The Service app displays many Service Cloud features and is optimized for users that handle a high volume of questions.
- Select a case.
Just like other records, you can select different list views. You can also click New to create a case.
- Here’s what a case looks like. Check out the case feed publishers, which you can click to
do different things. If you want to see case details without the feed, click Details.
- Click File to attach a file from your computer to the case, and click Share to update the case.
- Click Post to type a case comment, for example, I wowed this customer, and click Share to update the case.
Now anyone on your team can see how and when you’ve updated the case.
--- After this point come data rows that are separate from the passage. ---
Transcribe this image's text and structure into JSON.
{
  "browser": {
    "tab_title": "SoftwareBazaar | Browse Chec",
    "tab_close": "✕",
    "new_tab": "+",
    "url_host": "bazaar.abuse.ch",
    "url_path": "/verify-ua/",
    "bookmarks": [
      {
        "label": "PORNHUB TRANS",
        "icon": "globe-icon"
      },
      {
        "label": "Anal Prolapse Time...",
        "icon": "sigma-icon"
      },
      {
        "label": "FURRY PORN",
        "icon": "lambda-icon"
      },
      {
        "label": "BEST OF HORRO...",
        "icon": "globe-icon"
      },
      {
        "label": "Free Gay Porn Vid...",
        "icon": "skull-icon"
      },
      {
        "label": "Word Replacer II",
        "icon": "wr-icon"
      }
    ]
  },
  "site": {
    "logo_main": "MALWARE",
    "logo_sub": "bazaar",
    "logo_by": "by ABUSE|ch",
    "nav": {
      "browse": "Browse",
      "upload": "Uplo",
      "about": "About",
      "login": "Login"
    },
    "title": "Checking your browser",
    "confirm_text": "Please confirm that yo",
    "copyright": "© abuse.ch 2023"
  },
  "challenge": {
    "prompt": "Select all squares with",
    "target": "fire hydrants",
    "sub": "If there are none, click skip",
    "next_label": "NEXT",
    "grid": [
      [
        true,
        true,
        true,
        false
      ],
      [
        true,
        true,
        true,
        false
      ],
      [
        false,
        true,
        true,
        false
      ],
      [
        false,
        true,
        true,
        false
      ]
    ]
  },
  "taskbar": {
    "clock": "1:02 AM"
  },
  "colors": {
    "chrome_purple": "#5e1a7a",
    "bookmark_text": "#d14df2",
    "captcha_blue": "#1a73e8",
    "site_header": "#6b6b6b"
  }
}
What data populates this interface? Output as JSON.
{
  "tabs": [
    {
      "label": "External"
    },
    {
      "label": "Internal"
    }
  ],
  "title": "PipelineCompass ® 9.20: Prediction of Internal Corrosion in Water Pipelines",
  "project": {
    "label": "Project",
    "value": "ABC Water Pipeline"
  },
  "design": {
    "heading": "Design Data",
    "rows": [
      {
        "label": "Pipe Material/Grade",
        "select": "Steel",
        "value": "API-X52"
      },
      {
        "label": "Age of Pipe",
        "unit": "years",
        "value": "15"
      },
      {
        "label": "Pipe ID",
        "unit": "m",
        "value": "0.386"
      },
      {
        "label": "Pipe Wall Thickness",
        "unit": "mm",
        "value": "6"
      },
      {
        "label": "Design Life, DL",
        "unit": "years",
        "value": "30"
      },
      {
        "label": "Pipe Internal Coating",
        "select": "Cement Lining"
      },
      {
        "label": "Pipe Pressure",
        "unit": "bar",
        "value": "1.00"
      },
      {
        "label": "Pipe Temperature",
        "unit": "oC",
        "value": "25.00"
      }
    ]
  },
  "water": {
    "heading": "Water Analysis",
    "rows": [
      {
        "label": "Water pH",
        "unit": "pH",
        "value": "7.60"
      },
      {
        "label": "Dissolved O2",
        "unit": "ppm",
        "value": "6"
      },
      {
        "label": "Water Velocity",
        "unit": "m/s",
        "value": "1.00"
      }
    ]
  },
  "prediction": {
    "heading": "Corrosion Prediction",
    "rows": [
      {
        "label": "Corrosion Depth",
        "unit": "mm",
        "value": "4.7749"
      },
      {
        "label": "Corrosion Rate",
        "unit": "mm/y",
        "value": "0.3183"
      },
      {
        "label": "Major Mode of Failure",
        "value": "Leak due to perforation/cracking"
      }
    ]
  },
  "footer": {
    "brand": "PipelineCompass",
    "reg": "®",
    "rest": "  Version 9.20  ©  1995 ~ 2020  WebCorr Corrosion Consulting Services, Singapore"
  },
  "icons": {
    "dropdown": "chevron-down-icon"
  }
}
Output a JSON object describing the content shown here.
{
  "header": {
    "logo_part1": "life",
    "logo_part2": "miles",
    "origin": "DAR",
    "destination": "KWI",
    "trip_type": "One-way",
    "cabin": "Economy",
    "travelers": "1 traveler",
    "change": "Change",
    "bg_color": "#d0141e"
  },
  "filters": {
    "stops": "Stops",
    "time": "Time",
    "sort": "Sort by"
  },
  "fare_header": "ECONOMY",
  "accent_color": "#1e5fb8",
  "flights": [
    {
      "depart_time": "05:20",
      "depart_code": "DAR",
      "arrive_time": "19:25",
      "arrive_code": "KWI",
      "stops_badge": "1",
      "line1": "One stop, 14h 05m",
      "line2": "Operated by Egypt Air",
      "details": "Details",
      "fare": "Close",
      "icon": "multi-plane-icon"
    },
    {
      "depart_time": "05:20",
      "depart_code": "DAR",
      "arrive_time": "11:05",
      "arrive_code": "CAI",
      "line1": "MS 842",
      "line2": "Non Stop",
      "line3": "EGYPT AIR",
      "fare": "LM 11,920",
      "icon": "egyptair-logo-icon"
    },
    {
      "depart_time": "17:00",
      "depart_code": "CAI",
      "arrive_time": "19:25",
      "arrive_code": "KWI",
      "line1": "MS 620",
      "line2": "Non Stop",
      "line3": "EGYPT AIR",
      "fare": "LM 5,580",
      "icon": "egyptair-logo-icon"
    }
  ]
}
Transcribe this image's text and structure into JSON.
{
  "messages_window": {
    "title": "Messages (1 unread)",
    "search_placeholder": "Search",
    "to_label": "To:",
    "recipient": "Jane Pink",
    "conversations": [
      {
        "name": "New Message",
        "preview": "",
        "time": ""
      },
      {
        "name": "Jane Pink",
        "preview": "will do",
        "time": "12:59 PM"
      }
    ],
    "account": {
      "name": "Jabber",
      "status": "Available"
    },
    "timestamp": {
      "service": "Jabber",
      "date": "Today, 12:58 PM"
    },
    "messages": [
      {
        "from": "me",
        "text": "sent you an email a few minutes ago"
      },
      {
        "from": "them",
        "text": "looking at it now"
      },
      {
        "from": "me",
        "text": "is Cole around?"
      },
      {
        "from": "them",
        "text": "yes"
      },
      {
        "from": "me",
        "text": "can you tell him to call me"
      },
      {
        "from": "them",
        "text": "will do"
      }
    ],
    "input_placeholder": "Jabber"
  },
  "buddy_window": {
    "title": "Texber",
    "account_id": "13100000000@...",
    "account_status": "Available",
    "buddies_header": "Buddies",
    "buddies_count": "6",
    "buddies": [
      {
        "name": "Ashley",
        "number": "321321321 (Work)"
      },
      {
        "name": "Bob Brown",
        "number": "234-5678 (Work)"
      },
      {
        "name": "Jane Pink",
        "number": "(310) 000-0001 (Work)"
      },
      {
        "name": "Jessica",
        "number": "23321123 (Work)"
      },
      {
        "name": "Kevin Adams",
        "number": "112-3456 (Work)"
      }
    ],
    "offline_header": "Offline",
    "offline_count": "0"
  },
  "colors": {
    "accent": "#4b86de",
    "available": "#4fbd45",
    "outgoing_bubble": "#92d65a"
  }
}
Delivering an amazing customer experience requires the work of an amazing service team. Sometimes a single agent can solve a case in a single transaction, and “first call resolution” is a metric many service organizations track and aim for. But some cases require input from a bunch of people who need to work together to answer the customer’s question and close the case. For these scenarios, you can take advantage of Case Teams functionality to involve employees across your company in the resolution of the case. With case teams, you can add customer support roles and choose the people for the teams. First, we’ll create roles, then we’ll define the teams to add to cases.
- From Setup, enter Case Team Roles in the Quick Find box, then select Case Team Roles.
- Click New.
- Type a role, for example, Support Manager, and choose Read/Write
access to cases.
You can create many roles and choose their levels of access. If your company set up an online community, you could click Visible in Customer Portal so that your customers see the teams on their cases. In the future, we’ll explore communities in another module.
- Click Save.
- To create more roles, repeat the steps above or click Clone and update the role with a new name and level of case access.
- From Setup, enter Predefined Case Teams in the Quick Find box, then select Predefined Case Teams.
- Click New.
- Type a name for the team, for example, Platinum Support Team, and
select users and their roles.
- Click Save.
- Now let’s add the Case Team related list to case page layouts so that your support agents can see the teams on cases. From Setup, click .
- Next to Case Layout, click Edit.
- From Related Lists, drag Case Team under Related lists and click
- Go to a case and click Details.
Case Team is on the case, and you can click Update Case Team Members to add your predefined team. Get ready to help your customer.
Knowledge articles in Salesforce are where you store answers to commonly asked questions, useful FAQs, and information that helps agents help customers and ultimately close cases. Salesforce Knowledge is powerful and feature-rich, so it’s more than we'll want to cover in this specific module. But it’s important that you understand some of the basics so you can start thinking about your strategy while you’re planning your overall support processes. Consider what types of information your agents can create, share, reuse, and update to solve cases quickly. Rest assured, we’ll cover Salesforce Knowledge in greater detail in a later module, but one of its key benefits is that it automatically suggests useful information to agents based on each case’s details.
- Do you want your agents to update the knowledge base directly?
- Do you want to approve articles before they’re published?
- Who should see articles? Employees, customers, or both?
- What are your requirements around maintaining past versions of articles?
- Do you need different page layouts of articles based on the article type?
- How do you want to categorize your articles?
- Do you require multi-language support?
Is your head spinning yet? Don’t worry, that’s why we’re only touching on the topic briefly. For guidelines, resources, and current discussions on the evolving world of service innovation, check out the Knowledge-Centered Support (KCS) initiative. One of the key benefits of KCS is that agents can update knowledge on the fly so that support information is always relevant.